The papers in this installment of the “Global China: Assessing China’s Growing Role in the World” project explore China’s ties with the great powers as well as the implications of those relationships for the U.S. and international order.
To some observers, Asia is moving towards a long familiar past — a China-centric regional order. While the jury is still out on the outcome of Asian great power competition, the conclusion seems obvious to most: China has eclipsed Japan. However, a focus on economic statecraft renders this conclusion premature.
China’s rise — to the position of the world’s second-largest economy, its largest energy consumer, and its number two defense spender — has unsettled global affairs. We are entering, or have entered, a phase of rivalry between the great and major powers.
Neither the United States nor China own a monopoly of responsibility for the downturn in their relations. Washington and Beijing each will need to take steps to allow conditions to emerge over time that would make possible the emergence of a new equilibrium for the relationship.
Over the last few years, Delhi and Beijing have sought to engage with each other and stabilize relations, but major challenges continue to loom across the spectrum of the relationship. While the relationship has elements of cooperation, it remains a largely competitive, and even potentially conflictual, one.
The China-Russia relationship has become an increasingly robust, pragmatic strategic partnership since 2014, in part because the United States is pursuing policies that have driven the two countries closer together.

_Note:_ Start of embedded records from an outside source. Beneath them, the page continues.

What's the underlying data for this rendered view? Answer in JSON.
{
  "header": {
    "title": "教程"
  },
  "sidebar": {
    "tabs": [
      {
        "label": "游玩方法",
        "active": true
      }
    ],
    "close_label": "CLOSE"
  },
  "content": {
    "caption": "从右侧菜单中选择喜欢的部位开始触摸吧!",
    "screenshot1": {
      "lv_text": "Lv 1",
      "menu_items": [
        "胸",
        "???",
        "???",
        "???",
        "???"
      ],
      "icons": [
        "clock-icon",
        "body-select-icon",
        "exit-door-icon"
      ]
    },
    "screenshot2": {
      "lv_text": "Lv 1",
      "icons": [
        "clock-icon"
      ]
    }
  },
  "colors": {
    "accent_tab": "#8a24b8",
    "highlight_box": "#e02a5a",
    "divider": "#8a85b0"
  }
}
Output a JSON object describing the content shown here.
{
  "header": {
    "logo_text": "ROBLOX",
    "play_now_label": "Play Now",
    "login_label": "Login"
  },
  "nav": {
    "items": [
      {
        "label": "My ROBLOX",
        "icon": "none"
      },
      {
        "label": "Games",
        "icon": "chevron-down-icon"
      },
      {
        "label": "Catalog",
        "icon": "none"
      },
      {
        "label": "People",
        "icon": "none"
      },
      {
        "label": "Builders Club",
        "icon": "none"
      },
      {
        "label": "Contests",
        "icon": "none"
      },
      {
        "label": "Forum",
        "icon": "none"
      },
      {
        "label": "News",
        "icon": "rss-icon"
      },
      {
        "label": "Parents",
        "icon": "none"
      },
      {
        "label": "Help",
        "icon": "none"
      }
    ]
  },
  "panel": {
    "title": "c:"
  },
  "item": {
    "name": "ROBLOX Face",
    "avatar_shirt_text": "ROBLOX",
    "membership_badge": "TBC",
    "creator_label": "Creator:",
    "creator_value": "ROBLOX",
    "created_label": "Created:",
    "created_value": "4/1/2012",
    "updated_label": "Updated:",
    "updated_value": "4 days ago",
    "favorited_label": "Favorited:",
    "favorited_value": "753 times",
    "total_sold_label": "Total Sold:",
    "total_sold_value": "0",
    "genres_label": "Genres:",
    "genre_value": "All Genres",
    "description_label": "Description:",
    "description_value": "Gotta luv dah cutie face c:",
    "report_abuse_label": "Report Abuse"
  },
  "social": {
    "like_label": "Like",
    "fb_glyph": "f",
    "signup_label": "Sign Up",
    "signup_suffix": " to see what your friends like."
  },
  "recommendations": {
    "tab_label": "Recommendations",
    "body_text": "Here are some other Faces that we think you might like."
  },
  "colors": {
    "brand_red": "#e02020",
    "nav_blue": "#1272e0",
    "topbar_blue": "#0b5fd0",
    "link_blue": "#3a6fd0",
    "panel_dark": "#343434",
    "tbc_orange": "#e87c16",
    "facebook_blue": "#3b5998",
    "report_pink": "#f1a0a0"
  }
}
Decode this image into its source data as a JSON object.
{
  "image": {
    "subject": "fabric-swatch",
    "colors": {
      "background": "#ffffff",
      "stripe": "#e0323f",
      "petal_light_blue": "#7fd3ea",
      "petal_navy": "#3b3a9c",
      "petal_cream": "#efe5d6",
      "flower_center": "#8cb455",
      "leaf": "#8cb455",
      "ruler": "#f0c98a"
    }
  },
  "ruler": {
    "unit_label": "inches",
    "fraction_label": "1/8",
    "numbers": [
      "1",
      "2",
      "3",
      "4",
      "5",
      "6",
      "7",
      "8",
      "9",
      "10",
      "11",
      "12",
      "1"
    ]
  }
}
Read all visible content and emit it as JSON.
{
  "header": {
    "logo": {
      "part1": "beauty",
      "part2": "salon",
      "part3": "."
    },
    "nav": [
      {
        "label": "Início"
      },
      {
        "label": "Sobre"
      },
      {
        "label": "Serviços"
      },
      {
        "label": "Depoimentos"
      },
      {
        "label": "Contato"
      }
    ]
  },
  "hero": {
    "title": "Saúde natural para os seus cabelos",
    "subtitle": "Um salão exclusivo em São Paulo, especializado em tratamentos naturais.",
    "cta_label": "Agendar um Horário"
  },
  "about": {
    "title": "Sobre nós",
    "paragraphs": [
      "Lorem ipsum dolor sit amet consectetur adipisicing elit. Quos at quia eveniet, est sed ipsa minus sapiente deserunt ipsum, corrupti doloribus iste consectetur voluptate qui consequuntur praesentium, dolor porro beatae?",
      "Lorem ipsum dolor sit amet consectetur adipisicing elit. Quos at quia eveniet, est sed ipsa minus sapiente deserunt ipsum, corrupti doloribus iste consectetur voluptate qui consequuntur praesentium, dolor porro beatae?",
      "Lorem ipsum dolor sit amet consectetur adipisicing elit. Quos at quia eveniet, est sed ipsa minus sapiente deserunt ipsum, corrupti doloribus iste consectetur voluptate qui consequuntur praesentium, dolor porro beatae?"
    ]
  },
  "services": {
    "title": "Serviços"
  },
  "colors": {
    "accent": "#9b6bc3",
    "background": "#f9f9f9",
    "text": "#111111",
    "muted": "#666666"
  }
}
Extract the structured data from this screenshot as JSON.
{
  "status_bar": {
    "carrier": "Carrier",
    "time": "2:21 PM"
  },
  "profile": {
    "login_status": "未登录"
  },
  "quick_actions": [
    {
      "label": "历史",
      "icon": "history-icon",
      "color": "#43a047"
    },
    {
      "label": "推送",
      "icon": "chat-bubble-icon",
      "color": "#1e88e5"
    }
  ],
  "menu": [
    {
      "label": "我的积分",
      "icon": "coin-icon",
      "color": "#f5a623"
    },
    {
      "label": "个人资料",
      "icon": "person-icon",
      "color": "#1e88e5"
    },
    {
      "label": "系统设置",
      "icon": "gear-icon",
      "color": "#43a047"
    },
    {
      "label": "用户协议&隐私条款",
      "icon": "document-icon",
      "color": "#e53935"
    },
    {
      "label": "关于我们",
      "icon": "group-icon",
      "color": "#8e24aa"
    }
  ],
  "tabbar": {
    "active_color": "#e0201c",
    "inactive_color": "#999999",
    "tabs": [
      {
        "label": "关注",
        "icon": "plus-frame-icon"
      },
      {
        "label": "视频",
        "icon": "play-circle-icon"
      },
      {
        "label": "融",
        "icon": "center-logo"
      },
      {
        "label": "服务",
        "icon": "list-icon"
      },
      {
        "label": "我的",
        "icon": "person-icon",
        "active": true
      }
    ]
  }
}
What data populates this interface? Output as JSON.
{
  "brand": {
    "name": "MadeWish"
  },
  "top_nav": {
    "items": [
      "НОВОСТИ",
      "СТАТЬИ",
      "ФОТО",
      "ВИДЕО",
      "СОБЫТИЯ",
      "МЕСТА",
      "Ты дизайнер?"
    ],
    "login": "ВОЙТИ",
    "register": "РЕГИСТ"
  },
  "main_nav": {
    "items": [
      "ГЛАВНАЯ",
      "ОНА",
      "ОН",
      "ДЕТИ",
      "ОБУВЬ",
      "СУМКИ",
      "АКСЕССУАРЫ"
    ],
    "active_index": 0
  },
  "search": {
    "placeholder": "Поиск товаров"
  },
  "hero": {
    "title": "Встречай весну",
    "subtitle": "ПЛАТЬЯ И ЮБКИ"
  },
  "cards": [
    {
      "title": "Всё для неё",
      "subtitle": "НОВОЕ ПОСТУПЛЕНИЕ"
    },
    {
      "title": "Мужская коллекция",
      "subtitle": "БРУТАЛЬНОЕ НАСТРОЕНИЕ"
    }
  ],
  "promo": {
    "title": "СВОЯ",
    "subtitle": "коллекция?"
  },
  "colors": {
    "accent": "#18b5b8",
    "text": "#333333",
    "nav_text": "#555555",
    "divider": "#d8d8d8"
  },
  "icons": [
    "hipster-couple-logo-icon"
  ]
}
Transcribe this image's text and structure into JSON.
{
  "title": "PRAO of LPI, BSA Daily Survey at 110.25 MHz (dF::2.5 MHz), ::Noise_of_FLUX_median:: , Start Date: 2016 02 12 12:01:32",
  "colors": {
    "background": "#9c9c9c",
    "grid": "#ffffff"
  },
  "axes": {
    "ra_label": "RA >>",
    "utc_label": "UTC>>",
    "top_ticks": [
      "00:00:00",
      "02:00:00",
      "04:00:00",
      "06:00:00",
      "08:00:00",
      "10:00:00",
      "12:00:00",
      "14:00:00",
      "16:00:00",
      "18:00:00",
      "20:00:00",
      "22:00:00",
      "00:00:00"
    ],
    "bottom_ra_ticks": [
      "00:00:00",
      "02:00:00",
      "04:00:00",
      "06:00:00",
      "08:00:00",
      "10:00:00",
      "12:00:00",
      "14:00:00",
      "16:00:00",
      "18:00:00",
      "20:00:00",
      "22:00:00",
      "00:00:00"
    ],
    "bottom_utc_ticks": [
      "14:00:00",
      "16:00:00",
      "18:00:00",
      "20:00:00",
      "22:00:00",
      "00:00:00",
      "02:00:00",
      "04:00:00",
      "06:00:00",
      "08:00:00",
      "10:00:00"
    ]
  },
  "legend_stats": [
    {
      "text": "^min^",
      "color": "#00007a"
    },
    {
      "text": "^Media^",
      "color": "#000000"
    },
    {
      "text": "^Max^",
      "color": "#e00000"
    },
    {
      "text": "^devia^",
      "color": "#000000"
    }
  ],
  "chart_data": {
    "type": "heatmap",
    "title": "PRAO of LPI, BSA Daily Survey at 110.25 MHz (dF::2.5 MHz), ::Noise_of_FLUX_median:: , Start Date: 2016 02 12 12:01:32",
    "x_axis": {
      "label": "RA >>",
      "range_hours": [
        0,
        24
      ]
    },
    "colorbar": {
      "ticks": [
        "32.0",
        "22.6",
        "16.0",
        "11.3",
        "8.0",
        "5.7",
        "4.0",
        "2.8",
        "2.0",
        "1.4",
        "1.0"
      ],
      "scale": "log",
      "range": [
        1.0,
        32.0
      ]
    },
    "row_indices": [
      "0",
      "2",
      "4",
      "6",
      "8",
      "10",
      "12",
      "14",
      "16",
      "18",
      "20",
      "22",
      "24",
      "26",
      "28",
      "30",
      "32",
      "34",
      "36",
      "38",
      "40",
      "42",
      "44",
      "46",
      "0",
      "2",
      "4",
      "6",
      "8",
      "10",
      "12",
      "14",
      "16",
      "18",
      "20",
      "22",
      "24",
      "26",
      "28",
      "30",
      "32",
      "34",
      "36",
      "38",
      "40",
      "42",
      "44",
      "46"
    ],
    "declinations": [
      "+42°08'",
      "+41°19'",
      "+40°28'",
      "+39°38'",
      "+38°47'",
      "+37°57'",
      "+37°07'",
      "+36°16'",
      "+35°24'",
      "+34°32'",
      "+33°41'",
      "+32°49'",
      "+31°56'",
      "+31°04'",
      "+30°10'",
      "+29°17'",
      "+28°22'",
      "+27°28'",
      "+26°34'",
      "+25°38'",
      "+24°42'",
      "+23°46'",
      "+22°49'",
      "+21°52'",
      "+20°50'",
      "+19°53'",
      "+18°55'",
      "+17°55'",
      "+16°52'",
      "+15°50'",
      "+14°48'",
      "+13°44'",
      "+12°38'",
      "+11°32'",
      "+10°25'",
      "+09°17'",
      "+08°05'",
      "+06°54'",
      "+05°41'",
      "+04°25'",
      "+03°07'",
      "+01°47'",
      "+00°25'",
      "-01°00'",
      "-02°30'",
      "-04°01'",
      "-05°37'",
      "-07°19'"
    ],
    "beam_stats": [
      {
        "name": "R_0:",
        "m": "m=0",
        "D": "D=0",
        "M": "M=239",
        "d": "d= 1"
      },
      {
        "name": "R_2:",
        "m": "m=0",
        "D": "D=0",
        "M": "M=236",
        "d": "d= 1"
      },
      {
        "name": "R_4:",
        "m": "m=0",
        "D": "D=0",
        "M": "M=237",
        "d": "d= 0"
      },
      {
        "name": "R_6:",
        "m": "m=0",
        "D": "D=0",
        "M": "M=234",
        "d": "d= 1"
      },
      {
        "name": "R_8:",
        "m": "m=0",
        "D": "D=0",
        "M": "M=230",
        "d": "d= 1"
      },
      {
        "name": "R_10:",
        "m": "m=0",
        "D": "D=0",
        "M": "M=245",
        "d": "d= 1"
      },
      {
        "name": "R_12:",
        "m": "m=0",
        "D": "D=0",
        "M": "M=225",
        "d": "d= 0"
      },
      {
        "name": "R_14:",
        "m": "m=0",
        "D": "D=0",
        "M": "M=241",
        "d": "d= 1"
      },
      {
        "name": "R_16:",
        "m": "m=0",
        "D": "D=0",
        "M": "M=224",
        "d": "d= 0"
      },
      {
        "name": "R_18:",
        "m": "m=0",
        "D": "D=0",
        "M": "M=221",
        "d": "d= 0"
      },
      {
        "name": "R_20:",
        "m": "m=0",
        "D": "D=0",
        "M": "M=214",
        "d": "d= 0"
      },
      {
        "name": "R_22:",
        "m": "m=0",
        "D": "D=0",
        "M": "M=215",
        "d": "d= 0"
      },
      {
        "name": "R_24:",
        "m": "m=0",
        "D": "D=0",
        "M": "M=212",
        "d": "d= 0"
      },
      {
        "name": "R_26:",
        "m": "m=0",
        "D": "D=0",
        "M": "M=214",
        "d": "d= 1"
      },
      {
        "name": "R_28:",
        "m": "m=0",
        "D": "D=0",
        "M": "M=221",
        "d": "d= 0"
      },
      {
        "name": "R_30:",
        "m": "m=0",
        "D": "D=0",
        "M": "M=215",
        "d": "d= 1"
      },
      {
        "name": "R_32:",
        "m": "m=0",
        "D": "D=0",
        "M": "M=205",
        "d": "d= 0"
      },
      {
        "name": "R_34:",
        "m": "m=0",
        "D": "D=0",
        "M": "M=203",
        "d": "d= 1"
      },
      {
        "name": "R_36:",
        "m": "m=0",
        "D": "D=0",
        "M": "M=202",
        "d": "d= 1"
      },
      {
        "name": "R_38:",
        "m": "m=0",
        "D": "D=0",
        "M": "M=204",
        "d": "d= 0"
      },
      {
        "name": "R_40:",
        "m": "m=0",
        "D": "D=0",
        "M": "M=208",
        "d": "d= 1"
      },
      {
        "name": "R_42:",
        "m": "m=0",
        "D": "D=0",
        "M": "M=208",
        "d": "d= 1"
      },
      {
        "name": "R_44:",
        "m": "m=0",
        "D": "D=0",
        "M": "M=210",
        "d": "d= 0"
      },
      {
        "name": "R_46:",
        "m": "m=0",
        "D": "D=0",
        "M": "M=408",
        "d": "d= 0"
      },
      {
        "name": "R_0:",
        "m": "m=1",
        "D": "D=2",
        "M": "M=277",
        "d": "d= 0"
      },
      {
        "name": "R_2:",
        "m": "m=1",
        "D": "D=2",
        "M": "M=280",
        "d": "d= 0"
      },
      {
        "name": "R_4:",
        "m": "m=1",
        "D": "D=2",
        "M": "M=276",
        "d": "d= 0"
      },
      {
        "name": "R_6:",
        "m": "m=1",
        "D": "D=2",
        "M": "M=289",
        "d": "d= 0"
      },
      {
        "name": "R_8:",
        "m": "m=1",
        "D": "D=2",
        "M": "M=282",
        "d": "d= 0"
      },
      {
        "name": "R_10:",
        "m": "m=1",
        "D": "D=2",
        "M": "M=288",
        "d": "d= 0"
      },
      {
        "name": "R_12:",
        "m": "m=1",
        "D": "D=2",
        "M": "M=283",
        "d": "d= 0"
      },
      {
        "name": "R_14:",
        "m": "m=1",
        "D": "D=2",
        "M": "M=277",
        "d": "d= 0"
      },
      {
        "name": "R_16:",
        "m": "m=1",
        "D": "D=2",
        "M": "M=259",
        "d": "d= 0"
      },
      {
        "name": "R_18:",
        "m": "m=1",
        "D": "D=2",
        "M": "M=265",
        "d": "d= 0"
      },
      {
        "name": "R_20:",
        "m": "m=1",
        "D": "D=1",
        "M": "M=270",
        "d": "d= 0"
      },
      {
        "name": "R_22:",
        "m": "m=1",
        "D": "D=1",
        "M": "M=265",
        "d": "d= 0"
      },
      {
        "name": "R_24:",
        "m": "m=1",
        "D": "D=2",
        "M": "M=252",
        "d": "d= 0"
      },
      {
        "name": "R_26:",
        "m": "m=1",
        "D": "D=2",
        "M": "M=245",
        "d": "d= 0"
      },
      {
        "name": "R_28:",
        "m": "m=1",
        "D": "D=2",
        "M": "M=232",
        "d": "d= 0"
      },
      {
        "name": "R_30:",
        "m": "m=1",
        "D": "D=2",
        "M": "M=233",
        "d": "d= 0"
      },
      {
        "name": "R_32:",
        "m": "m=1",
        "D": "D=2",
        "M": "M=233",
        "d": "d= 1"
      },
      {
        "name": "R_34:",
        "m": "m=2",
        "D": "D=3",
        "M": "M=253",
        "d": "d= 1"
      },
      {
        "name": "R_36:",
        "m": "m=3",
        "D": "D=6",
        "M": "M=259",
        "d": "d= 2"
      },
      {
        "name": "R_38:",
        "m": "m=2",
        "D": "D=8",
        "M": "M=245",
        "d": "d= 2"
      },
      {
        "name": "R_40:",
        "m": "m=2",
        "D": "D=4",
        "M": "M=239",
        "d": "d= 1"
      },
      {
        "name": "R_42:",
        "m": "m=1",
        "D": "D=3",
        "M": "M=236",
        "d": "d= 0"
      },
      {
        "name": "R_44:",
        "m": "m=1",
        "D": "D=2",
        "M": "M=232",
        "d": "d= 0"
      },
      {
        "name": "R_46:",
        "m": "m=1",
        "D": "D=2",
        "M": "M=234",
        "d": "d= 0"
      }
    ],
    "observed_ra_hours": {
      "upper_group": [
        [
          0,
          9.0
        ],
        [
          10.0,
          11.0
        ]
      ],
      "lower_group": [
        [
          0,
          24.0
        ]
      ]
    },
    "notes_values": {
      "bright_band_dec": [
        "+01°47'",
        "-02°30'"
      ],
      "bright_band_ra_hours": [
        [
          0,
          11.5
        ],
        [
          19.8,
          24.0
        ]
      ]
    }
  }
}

Over the past few years, the European Union and a handful of other European countries have reluctantly moved away from a China policy organized around economic engagement toward a policy of limiting China’s influence in Europe for strategic and security reasons.